# What is needed:
The required output is a copy of each line in the material below that includes "into".

[Opening Source information section]

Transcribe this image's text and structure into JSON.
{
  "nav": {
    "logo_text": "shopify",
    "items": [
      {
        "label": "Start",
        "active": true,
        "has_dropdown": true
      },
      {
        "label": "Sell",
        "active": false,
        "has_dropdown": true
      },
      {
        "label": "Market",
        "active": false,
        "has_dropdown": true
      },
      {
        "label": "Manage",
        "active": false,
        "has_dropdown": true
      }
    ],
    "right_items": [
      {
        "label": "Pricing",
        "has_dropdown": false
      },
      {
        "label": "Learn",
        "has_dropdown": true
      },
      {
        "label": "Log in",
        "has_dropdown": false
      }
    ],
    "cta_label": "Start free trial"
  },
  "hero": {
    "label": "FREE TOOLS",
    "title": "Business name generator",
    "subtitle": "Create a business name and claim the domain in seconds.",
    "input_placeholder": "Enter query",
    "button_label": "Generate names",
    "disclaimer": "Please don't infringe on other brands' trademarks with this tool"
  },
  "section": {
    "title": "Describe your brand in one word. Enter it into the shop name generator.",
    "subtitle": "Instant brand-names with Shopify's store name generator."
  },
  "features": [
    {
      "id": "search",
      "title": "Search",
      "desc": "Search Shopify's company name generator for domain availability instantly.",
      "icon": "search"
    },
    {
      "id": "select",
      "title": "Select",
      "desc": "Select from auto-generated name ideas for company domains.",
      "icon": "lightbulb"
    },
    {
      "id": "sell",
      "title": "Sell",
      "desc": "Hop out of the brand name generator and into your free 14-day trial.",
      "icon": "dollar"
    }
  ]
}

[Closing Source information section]
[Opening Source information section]

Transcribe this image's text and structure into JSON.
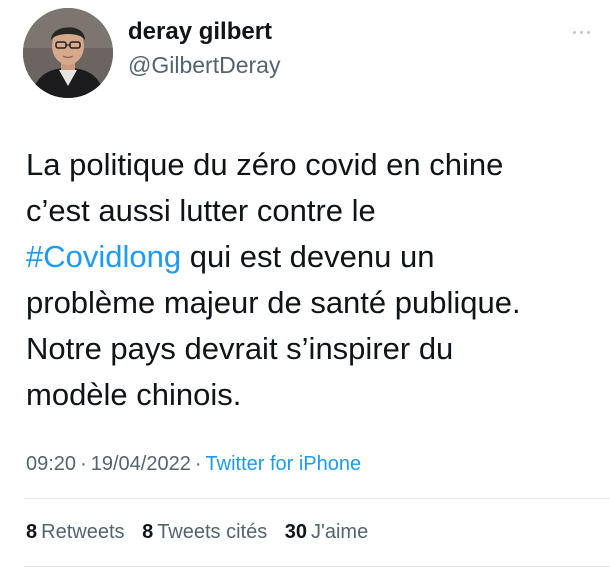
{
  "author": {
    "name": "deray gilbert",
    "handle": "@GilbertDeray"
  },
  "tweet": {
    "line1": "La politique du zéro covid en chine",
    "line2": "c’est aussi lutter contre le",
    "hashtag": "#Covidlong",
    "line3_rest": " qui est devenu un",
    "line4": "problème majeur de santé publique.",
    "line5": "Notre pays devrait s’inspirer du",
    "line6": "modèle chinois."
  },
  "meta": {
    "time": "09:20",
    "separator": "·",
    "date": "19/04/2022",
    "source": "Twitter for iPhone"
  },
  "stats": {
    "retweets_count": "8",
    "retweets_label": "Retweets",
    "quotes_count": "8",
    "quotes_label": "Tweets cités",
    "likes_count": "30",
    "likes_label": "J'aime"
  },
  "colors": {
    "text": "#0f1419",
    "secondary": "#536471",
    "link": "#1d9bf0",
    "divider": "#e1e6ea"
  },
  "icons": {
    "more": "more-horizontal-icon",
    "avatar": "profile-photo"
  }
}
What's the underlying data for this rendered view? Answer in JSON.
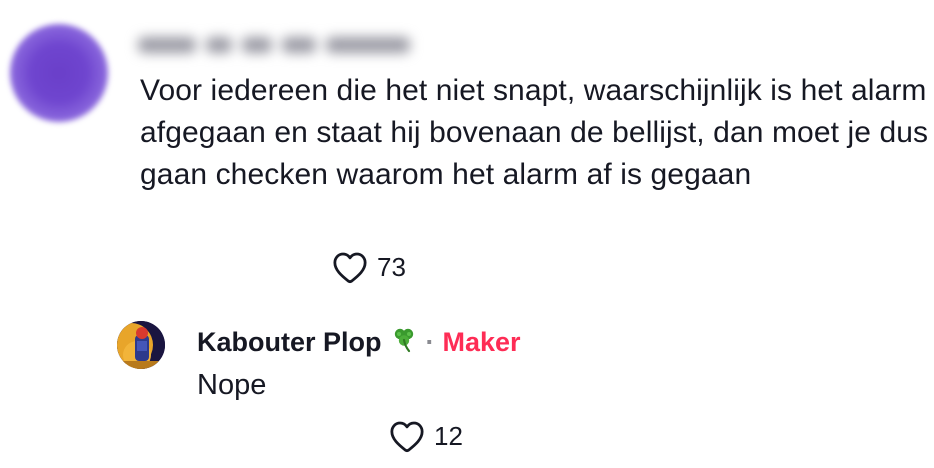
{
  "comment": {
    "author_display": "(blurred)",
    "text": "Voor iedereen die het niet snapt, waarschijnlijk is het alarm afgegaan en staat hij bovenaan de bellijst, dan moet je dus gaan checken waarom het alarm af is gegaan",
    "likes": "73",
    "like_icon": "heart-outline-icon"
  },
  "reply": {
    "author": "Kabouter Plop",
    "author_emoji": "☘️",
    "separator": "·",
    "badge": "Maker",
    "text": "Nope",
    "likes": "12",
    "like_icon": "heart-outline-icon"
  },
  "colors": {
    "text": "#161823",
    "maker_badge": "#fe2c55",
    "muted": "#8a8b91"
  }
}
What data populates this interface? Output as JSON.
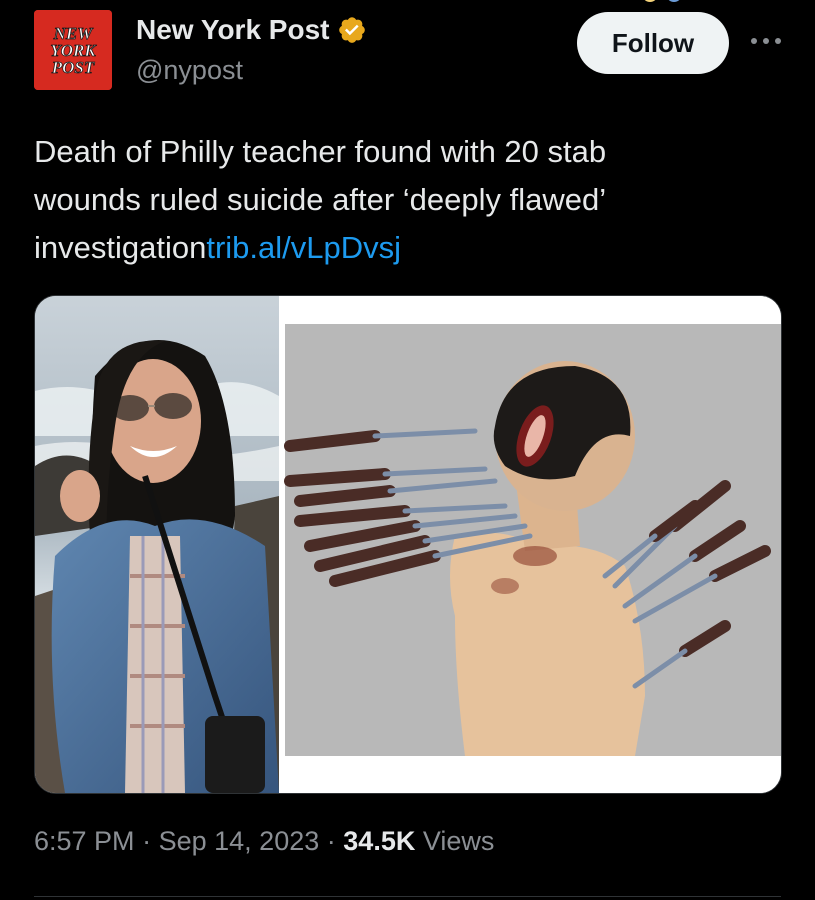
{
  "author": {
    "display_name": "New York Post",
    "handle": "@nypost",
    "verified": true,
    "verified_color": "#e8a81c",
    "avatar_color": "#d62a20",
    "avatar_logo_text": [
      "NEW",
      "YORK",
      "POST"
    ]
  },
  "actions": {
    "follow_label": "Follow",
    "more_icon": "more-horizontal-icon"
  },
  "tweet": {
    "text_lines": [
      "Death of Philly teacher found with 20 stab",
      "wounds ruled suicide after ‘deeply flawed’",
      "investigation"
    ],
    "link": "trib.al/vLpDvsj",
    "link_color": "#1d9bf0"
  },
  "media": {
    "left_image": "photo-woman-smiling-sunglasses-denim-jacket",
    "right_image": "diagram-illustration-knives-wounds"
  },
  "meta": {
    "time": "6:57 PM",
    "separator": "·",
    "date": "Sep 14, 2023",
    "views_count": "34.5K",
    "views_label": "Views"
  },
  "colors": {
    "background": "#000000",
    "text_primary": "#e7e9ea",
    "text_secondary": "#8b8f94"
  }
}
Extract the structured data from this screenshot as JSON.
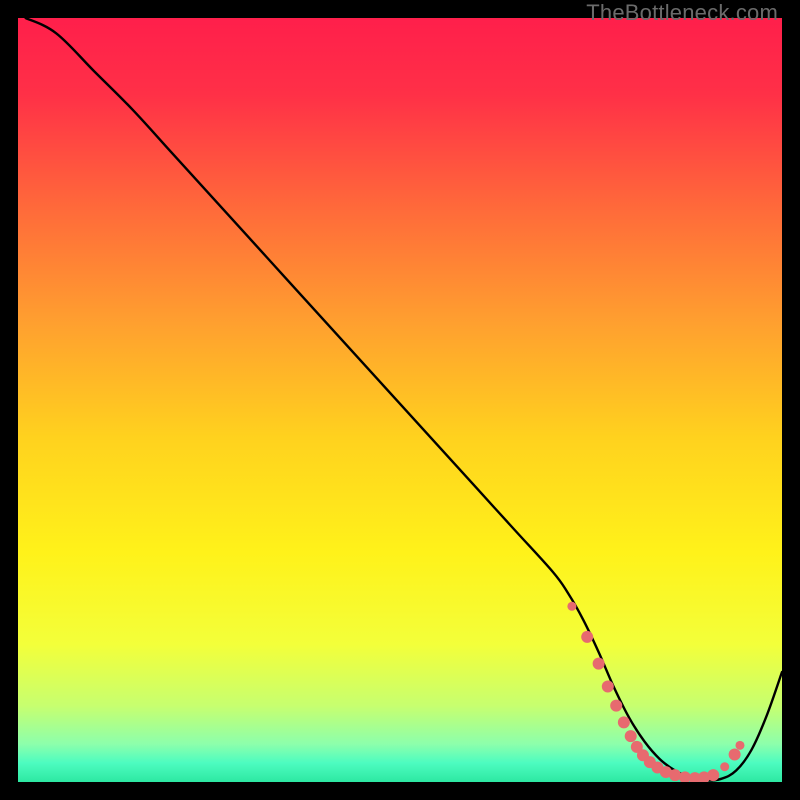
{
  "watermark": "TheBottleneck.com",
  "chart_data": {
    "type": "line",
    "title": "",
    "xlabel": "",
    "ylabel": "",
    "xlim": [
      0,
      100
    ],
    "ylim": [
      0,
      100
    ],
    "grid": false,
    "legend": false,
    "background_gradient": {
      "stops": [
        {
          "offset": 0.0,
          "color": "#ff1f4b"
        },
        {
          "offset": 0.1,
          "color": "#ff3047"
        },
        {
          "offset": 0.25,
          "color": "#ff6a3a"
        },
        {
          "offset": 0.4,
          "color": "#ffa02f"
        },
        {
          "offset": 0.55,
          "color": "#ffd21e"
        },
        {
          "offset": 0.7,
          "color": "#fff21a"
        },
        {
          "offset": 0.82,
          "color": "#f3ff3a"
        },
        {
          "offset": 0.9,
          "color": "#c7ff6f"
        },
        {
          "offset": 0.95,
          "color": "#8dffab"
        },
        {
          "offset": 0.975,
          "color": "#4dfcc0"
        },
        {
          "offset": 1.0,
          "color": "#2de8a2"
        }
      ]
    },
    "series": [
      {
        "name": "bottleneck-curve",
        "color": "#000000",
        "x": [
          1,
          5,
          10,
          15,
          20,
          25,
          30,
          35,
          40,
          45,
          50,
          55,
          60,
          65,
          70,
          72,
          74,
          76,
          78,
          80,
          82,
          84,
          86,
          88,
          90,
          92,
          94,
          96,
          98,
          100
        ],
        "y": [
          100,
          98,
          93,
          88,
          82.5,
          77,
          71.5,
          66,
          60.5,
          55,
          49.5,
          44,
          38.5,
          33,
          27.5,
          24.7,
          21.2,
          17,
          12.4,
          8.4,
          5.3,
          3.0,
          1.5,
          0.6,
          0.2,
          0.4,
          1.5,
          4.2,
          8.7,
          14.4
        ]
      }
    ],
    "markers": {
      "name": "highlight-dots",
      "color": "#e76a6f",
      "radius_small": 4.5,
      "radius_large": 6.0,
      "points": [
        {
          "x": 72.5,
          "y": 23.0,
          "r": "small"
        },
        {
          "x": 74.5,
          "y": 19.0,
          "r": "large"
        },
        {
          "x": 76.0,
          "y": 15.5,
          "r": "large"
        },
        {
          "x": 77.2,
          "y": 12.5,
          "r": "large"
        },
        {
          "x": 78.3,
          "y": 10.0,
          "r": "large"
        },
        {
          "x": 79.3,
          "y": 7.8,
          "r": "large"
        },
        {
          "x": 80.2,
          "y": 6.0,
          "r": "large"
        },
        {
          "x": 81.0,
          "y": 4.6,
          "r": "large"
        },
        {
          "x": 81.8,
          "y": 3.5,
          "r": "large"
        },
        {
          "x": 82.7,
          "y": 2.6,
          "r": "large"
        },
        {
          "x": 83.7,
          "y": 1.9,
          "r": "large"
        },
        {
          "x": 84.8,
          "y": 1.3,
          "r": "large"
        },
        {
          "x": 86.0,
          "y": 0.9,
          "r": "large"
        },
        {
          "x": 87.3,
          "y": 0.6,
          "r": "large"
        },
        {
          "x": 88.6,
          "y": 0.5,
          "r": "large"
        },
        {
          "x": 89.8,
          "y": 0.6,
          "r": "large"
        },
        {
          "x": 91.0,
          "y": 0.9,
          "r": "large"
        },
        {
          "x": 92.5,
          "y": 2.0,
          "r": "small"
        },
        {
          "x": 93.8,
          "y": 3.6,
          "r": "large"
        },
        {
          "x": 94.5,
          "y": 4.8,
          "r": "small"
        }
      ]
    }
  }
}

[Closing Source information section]
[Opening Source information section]

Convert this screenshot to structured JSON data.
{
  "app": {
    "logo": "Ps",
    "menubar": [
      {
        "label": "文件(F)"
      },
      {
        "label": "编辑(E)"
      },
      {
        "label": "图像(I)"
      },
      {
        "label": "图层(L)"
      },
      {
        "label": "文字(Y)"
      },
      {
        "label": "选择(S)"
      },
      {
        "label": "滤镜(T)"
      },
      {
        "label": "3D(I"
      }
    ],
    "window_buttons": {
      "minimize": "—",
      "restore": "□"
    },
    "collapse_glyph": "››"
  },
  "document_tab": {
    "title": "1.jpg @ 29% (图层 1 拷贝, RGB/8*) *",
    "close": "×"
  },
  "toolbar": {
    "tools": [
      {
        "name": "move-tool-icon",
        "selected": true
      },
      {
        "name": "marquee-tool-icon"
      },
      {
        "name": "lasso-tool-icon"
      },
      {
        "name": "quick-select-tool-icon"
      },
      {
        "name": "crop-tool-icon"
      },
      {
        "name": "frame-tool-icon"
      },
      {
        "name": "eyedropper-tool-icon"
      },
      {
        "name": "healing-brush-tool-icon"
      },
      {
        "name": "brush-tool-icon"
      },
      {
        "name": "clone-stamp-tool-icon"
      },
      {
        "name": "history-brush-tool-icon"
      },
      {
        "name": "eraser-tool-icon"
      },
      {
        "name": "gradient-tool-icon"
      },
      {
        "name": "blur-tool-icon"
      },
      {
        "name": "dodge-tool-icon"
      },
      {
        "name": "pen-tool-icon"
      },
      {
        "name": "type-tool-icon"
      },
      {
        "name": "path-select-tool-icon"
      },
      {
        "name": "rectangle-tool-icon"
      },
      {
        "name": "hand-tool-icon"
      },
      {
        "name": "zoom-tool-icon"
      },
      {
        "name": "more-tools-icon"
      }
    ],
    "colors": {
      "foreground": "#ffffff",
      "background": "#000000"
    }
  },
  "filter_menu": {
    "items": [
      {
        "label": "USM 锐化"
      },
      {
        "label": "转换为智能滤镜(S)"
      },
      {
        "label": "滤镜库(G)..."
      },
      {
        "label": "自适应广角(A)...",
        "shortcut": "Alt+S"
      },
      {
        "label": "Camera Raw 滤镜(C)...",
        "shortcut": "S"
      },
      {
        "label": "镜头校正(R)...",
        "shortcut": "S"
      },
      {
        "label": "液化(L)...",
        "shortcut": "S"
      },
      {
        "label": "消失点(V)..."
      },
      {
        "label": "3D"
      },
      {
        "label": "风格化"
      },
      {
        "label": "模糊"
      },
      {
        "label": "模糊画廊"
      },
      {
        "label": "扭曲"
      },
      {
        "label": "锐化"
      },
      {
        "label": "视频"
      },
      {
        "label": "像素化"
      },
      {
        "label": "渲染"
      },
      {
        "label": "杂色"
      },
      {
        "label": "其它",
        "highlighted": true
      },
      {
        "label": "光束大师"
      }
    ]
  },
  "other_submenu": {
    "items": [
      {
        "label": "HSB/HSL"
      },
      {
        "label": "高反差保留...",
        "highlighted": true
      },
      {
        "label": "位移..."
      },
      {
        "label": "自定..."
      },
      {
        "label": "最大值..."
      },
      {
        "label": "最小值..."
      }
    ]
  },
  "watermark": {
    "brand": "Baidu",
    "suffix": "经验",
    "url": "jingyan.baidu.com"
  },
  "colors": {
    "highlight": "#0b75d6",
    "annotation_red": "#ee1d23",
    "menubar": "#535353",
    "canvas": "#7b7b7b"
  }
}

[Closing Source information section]

# The completed task:
Transcribe this image's text and structure into JSON.
    "title": "Describe your brand in one word. Enter it into the shop name generator.",
      "desc": "Hop out of the brand name generator and into your free 14-day trial.",
Transcribe this image's text and structure into JSON.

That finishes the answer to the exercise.